Roger Stokes is NOT the Guy in the Video Re-Tweeted by POTUS!
Death threats continue because of mistaken identity gone viral on social media and via news outlets.
By: Roger Stokes
Now, Roger Stokes, who wasn't anywhere near the demonstration, finds himself navigating his new life that comes courtesy of regular threats to him and his family—a new life that, according to Stokes' attorneys, includes him being forced to flee his home in The Villages immediately after the false identification was posted.
Stokes' troubles gained considerable momentum when the POTUS re-tweeted the video, accusations by trigger-happy social media participants ensued, and media outlets throughout the country piled on. Miami-Dade Fire Rescue didn't help when it released a statement, based on this false information, that its retired employee "acted as a private citizen, and his views and actions are not representative of who we are and what we stand for …" and then eventually withdrew the statement after apparently realizing that Stokes is not the man in the video. Unfortunately, the media retractions by some news outlets—including that of the Miami Herald—after realizing the mistaken identity, have not helped much either.
Never mind that the golf cart in the video is clearly not the same as the one owned by Roger Stokes or that Roger Stokes did not attend the rally. Never mind that apparently no one bothered to verify either before passing on the misinformation via social media, newspaper articles and television. The damage is done.
The lesson? Social media has become king in terms of the dispersal of news and information, no matter how accurate or inaccurate it may be, and therefore comes with great responsibility.
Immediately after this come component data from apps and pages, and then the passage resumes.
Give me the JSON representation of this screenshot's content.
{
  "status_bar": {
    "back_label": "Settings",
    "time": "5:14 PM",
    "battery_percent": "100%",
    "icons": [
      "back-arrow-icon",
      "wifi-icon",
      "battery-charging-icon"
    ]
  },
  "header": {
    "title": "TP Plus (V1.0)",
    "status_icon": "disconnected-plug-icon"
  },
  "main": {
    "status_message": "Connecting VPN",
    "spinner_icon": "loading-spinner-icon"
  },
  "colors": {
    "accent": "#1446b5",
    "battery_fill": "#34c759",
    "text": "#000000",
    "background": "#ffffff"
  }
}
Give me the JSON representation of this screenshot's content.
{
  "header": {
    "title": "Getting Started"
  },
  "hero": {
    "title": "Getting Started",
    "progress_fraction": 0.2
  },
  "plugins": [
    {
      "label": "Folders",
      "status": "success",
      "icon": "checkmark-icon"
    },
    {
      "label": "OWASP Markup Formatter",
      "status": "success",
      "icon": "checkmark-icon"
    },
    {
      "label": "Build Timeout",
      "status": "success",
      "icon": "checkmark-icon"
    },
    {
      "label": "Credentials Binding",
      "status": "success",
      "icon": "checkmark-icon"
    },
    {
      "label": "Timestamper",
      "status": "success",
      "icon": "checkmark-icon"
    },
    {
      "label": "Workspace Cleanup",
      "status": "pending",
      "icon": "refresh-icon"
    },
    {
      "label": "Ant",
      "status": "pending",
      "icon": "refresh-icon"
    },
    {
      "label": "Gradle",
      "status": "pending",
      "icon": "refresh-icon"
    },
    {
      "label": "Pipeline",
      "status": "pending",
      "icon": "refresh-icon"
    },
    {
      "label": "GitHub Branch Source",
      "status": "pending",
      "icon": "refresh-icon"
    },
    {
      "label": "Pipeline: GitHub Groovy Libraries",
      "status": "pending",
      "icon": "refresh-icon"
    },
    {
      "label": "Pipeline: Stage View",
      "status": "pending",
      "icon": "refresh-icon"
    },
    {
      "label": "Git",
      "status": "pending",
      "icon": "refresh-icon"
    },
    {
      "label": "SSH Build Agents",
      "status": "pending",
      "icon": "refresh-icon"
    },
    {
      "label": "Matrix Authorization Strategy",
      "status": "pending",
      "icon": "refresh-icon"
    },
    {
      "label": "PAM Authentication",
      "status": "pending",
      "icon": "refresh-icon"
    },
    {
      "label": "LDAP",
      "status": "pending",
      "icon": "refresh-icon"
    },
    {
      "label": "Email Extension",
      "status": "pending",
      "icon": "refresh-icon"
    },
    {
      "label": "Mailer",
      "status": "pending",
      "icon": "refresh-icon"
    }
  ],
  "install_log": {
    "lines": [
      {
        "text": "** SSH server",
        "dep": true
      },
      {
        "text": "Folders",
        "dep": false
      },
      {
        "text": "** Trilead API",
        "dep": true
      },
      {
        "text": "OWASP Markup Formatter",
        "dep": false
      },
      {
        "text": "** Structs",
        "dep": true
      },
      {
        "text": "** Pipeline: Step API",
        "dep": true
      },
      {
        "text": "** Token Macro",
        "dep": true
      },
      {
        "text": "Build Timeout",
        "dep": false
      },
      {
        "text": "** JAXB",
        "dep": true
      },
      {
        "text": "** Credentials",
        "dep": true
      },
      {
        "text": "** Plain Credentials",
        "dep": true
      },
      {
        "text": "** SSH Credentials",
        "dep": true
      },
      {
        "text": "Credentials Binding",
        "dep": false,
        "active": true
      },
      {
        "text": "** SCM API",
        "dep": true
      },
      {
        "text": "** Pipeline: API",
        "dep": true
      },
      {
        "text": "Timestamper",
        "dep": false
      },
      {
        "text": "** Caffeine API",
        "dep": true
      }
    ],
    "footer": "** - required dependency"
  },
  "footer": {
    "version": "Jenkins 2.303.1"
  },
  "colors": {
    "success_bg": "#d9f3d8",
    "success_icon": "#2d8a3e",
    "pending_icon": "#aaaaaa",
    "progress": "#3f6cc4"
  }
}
Meanwhile, because of the irresponsibility of a number of purveyors of that so called "news," Roger Stokes and his family continue to receive threats and will be looking over their shoulder for the foreseeable future.
Colleen Hawkins, The MS Factor